Congress passed the Fair Labor Standards Act (FLSA) in 1938. Among other things, the law insures that everyone gets paid a minimum wage and that workers get paid for all their hours. The FLSA is also the source of our overtime laws that require workers get paid at time and a half rates for hours worked in excess of 40 hours. Unfortunately, special interest groups made sure that the law has plenty of exceptions. The workers most in need of overtime laws are often those who find themselves exempted.
Drive through any rural area in the summer and you are likely to see men and women toiling in the fields. Slavery was abolished by the 14th Amendment but conditions have not improved for many farm workers. According to the San Diego Union – Tribune, farm workers in Mendota, California (the “Cantaloupe Capital of the World”) typically work 50 to 70 hours per week, especially during the peak of the hot summer when the cantaloupes are harvested.
Those workers are not paid overtime.
An guest editorial from a Colorado anthropology professor argues that the lack of mandatory overtime creates an incentive to overwork farm workers. A practice that sometimes results in death.
Professor Sarah Horton tells the story of Agustin Gudino, a grape picker who died while working a 10 hour shift in the fields. The temperature was 108 degrees. A pepper picker, Salud Zamudio Rodríguez, apparently died just 5 minutes before the end of shift in 105 degree heat, although it isn’t clear that he was working overtime.
These deaths are certainly tragic and probably could have been prevented. Will removing many of the exemptions from our federal overtime laws save lives, however? We are not convinced it will. That said, Congress needs to eliminate the incentives that big business use to exploit workers. And regulators need to better enforce the existing workplace safety laws.
I spent many years on a farm. Ask any farmer and they will tell you its hard work. The lives of migrant and itinerant workers are even worse. Low pay, long hours and often poor conditions.
Amending the FLSA to eliminate the agricultural overtime exemptions is the right thing to do, however, even if it doesn’t save lives. Existing federal safety laws should insure that farm workers have proper rest, safety equipment and water… especially when working in extreme temperatures. California has its own state law specifically designed to protect farm workers from excessive heat.
In our opinion, we need to mandate overtime for those working long hours and make sure that no one is forced to work in high heat without shelter, water and frequent breaks.
Many people still believe that our food is raised on small family farms. Some of it still is but family farms are quickly vanishing. Today, agribusiness has replaced the family farm. These are typically huge companies and often with poor safety records.

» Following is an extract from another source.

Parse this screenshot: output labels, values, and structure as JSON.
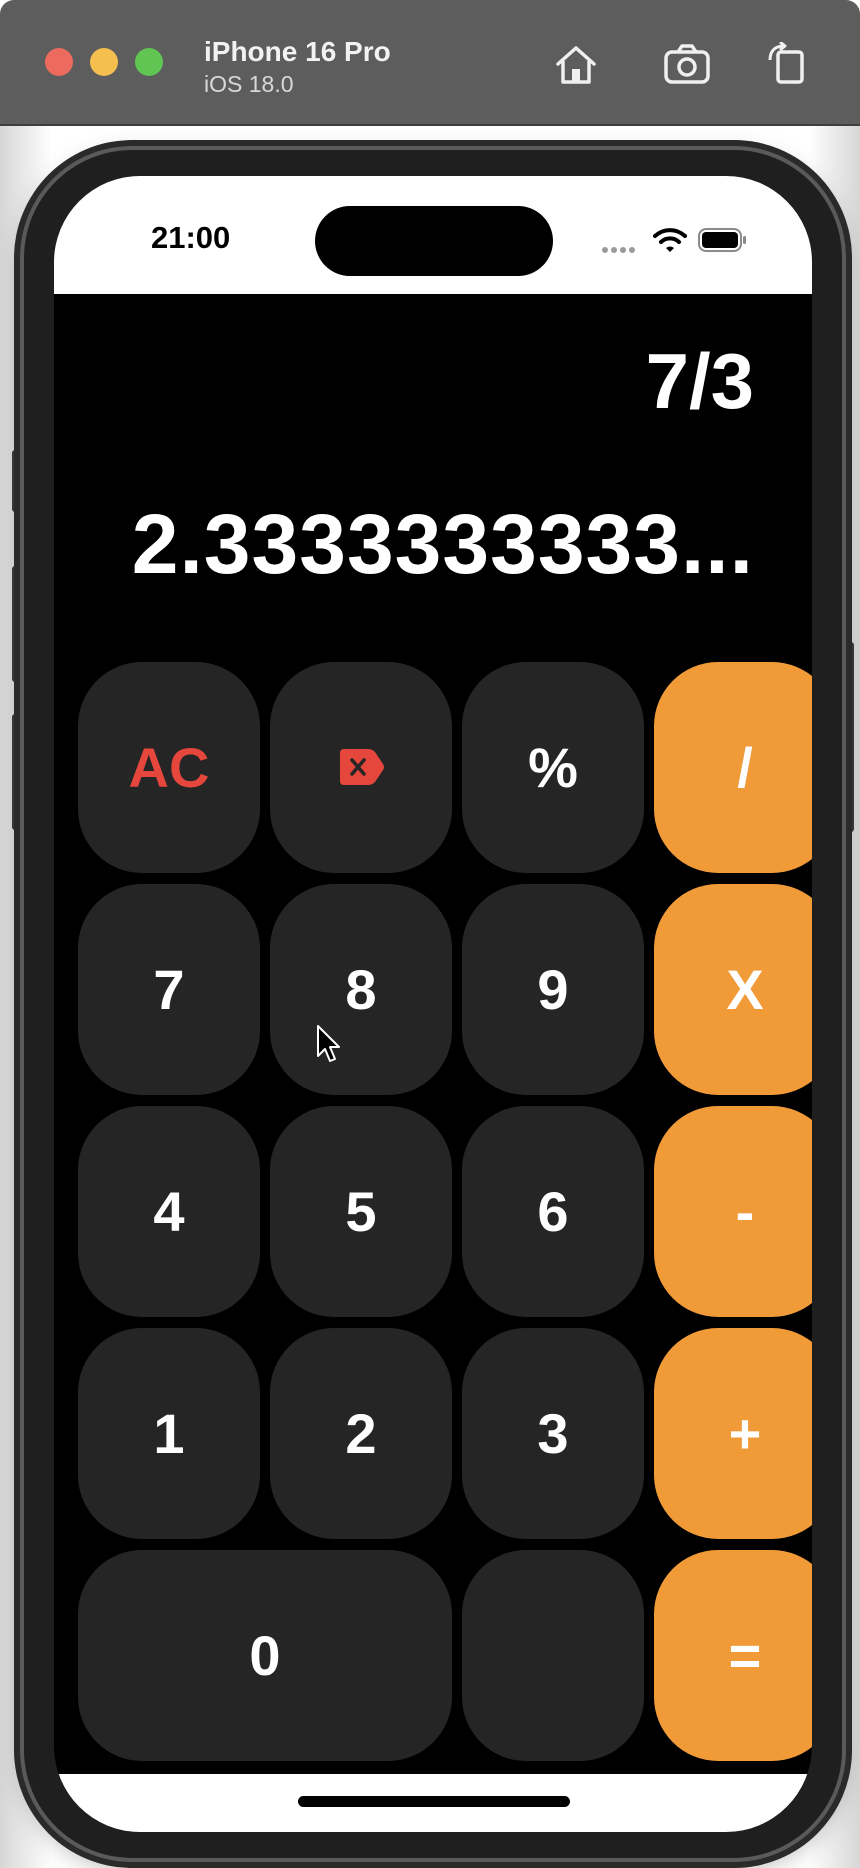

As I write this post, we are investigating a multistate egg business, one that mistreats workers and doesn’t pay them proper wages. As a former patrol deputy, I once visited the “housing area” of an egg farm. That such squalor existed in the United States in the 21st century was shocking. Unfortunately, things have not improved.
Very small farms are exempt from both minimum wage and overtime laws. Most other farmworkers, however, are covered only for minimum wage. As currently drafted, the Fair Labor Standards Act defines agriculture as including:
“farming in all its branches and among other things includes the cultivation and tillage of the soil, dairying, the production, cultivation, growing, and harvesting of any agricultural or horticultural commodities (including commodities defined as agricultural commodities in section 1141j(g) of U.S.C. Title 12), the raising of livestock, bees, furbearing animals, or poultry, and any practices (including any forestry or lumbering operations) performed by a farmer or on a farm as an incident to or in conjunction with such farming operations, including preparation for market, delivery to storage or to market or to carriers for transportation to market.”
If you are a farmworker as defined above, Congress says you are not entitled to overtime. It’s time for that to change. Next time you drive down a country road and see pickers toiling in the sun, realize they are probably working 50+ hours and not getting much more than minimum wage.
Fair Labor Standards Act and Overtime Laws
The federal government and many states require workers who put in more than 40 hours per week be paid at time and one half for all hours in excess of 40 hours. There are exceptions for certain administrative, professional and management personnel. Some industries like agriculture and occupations such as firefighters are exempt, however.
Remedies for violation of the Fair Labor Standards Act including attorney’s fees and double lost wages. The law also requires the employer to keep accurate records of time worked.
MahanyLaw – National Overtime Lawyer
If you believe that you are the victim of wage theft or unpaid overtime, give us a call. Let an experienced overtime lawyer determine if you have a case. We can help in many different states. For more information, contact attorney Brian Mahany at or by telephone at (414) 258-2375. You can also visit our overtime information page.
All inquiries are protected by the attorney -client privilege and kept confidential. There is never a fee for consultations and we do not get paid unless we recover money for you.
MahanyLaw – America’s Wage Theft and Overtime Lawyers